For a regular user who just wants a way to browse for things like they do on their iPhone or iPad, it’s a great thing. Get all your apps in one place, get notified when they’re updated automatically as in iOS. But for power users, who are accustomed to the modicum of effort it takes to seek out and find apps, there are a few downsides. Already there are rumblings that certain popular apps had to remove pieces of functionality just to be included in the store. That could be a deal-breaker for someone who’s been using a piece of software and wants the unified benefits the App Store offers, but can’t give up a function he/she relies on.

Apps already installed on your Mac show up as installed, but as of now, won’t be updated through the App Store either, which can cause confusion for users. It’s probably because they don’t want people to purchase apps they already own again, but it’s a confusing UI choice. Could be a bug, could be a real pain further down the line when version numbers don’t quite match up, functions are different between two seemingly identical versions of the same app, and users have questions about what they have and why it isn’t like the other things they have.

Furthermore, before the iOS App Store, there really wasn’t a super easy way to get apps on and off your device. The ease of instant downloads and instant deletions made it perfect for not having to think too much about those impulse buys. But the Mac is very different. As of right now, I can’t find a simple “tap-and-hold” delete function for Mac apps like on iOS, and people are going to want that. Soon. Within the App Store app, I don’t see any mention of uninstallation.

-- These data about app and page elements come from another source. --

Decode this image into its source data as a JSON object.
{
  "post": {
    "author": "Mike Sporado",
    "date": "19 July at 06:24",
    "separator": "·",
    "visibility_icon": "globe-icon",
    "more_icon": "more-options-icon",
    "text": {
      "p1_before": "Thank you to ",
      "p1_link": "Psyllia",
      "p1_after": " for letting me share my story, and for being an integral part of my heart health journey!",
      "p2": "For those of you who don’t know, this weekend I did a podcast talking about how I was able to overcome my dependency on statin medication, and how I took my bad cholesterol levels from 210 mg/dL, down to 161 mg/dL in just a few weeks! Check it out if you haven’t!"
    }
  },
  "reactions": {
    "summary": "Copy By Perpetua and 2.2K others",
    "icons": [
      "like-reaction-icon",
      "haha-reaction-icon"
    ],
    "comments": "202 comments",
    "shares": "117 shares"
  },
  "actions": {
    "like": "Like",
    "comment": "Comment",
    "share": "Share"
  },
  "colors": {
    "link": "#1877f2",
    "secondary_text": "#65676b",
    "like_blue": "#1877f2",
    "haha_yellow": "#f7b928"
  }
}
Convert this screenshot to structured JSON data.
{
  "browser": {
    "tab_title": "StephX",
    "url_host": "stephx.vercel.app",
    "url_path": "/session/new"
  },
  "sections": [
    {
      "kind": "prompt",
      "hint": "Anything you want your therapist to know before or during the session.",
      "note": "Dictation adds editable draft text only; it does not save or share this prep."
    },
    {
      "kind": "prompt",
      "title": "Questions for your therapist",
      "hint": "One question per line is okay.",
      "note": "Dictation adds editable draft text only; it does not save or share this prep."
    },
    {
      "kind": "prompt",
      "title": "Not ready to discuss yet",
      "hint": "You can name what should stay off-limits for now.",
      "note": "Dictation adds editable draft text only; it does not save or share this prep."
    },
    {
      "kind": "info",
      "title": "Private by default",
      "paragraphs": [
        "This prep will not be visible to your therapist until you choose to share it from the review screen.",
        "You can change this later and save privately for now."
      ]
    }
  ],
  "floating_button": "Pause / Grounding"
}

Just a purchase history. And considering that the Mac is not sandboxed the way iOS is, it could lead to problems and confusion in the future.

Considering Apple’s aiming this squarely at the standard user and not so much at the power user who understands where .plist files are stored and why they might be crashing your app every time you open it, they have a lot of work left to do to make it exactly the same kind of experience the iOS App Store has become. It’s a great first effort, but be prepared for some quizzical expressions here and there as we go along. Perhaps 10.7 will address some of these issues. I hope so, because as it stands, it’s just not the same fluid consumer experience people are used to. And that may be a bigger problem for Apple than they realize.